• THE PROBLEM
For the records below, reproduce exactly the line that contains "Output a JSON" and all subsequent lines, with nothing left out and nothing added.

• EXERCISE DATA
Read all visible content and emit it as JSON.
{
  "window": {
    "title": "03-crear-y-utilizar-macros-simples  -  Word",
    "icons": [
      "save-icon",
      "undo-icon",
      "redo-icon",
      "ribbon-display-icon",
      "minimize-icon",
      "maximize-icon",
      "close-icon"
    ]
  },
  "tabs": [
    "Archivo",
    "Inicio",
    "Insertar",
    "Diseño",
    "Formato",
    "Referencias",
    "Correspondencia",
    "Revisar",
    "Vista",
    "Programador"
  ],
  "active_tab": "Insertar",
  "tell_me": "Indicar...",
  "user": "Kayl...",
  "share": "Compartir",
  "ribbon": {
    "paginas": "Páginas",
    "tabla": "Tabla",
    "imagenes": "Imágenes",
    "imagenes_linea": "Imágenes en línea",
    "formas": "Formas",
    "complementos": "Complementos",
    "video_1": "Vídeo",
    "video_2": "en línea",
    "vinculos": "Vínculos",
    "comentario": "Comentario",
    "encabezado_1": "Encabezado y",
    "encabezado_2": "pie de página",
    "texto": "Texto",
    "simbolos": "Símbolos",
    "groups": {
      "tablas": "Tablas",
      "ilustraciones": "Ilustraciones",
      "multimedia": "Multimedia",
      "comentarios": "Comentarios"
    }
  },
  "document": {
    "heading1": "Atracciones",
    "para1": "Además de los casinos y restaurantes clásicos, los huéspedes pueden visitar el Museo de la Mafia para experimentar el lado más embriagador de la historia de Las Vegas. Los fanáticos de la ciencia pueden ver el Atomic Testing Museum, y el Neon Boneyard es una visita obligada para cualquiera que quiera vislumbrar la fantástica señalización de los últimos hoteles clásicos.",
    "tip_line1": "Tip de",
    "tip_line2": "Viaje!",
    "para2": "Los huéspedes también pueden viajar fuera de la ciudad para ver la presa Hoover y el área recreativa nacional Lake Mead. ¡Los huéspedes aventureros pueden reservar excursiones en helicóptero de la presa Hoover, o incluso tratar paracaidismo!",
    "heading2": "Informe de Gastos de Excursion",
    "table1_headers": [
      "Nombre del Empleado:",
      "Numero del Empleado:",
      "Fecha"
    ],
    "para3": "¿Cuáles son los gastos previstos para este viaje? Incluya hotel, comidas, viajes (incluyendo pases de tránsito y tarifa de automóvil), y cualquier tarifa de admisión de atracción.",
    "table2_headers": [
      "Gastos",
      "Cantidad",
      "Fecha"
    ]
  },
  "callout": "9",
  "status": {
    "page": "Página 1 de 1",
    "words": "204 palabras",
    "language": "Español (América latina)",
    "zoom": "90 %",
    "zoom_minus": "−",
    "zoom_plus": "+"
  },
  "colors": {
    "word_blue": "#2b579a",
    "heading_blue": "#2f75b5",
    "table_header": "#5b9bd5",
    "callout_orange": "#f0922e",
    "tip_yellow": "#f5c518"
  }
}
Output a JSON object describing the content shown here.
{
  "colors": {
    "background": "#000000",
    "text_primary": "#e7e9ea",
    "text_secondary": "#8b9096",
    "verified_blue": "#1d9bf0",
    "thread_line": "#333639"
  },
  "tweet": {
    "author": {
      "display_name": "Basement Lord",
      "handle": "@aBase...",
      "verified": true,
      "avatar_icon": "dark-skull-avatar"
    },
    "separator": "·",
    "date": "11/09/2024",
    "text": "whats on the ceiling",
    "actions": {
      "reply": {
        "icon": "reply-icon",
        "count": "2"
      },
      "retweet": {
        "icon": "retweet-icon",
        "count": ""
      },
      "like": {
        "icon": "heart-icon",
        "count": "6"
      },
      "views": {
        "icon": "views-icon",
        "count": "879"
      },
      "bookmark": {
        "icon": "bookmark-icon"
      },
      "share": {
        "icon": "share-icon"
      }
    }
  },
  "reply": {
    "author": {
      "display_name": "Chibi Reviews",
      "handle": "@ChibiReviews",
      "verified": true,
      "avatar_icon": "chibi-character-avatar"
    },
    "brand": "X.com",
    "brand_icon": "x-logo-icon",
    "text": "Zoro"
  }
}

• WRITTEN REPLY
Output a JSON object describing the content shown here.
{
  "colors": {
    "background": "#000000",
    "text_primary": "#e7e9ea",
    "text_secondary": "#8b9096",
    "verified_blue": "#1d9bf0",
    "thread_line": "#333639"
  },
  "tweet": {
    "author": {
      "display_name": "Basement Lord",
      "handle": "@aBase...",
      "verified": true,
      "avatar_icon": "dark-skull-avatar"
    },
    "separator": "·",
    "date": "11/09/2024",
    "text": "whats on the ceiling",
    "actions": {
      "reply": {
        "icon": "reply-icon",
        "count": "2"
      },
      "retweet": {
        "icon": "retweet-icon",
        "count": ""
      },
      "like": {
        "icon": "heart-icon",
        "count": "6"
      },
      "views": {
        "icon": "views-icon",
        "count": "879"
      },
      "bookmark": {
        "icon": "bookmark-icon"
      },
      "share": {
        "icon": "share-icon"
      }
    }
  },
  "reply": {
    "author": {
      "display_name": "Chibi Reviews",
      "handle": "@ChibiReviews",
      "verified": true,
      "avatar_icon": "chibi-character-avatar"
    },
    "brand": "X.com",
    "brand_icon": "x-logo-icon",
    "text": "Zoro"
  }
}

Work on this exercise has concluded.